● YOUR TASK: Which lines in the data below contain the word "documents"? Pull each of them out.

Items from an interface collection
◇ ◇ ◇ ◇ ◇ ◇ ◇

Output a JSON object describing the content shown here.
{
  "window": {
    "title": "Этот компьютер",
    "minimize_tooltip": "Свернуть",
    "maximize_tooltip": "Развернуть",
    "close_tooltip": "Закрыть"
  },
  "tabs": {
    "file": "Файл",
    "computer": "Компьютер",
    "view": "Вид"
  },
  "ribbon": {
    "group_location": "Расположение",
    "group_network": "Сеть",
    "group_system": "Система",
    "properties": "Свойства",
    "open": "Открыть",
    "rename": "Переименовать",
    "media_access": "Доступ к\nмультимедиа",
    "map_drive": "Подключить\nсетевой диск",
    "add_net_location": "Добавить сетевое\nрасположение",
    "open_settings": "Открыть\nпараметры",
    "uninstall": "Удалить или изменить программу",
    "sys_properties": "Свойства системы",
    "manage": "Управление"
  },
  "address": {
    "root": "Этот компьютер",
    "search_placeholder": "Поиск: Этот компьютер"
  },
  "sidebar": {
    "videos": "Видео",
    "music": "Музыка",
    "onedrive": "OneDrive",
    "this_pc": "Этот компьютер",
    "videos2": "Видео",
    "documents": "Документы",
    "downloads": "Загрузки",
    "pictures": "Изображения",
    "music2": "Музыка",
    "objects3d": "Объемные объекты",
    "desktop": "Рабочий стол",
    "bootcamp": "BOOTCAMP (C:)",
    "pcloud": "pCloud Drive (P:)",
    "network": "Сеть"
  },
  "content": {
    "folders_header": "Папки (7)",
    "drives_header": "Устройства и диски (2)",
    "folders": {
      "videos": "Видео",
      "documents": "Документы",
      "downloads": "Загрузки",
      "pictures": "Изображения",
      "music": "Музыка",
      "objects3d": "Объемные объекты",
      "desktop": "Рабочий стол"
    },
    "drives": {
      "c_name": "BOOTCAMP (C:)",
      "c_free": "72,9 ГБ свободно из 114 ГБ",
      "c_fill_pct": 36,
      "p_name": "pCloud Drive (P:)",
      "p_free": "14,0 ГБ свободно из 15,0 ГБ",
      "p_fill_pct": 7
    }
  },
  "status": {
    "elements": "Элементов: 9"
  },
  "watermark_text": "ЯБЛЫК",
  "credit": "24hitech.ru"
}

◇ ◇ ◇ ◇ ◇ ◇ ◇

● TASK ANSWER:
    "documents": "Документы",
      "documents": "Документы",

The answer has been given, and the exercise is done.